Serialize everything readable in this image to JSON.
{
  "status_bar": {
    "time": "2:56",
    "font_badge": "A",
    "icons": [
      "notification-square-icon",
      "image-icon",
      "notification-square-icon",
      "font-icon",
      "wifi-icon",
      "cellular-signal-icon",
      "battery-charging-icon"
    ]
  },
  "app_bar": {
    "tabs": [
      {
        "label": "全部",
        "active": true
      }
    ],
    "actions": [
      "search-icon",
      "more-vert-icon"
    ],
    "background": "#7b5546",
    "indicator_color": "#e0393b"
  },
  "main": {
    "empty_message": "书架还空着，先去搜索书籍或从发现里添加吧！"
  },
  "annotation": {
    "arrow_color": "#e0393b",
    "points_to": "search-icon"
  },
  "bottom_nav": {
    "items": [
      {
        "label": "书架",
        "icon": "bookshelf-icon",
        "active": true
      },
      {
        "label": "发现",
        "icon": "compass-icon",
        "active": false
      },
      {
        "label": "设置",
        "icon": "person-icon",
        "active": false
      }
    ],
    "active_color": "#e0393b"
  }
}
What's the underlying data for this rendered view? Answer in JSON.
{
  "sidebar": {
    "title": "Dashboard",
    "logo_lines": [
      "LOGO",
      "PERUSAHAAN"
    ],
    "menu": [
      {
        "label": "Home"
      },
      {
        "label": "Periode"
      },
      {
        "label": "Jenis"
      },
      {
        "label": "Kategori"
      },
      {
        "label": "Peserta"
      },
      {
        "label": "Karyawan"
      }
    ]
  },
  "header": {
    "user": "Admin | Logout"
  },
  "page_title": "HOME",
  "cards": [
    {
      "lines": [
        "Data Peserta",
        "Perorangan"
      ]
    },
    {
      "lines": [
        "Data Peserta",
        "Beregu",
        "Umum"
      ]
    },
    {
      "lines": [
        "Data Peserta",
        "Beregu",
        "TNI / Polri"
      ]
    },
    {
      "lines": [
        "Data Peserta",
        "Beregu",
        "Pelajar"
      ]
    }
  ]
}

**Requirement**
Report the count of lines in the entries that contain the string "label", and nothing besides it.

**Reply to the exercise**
10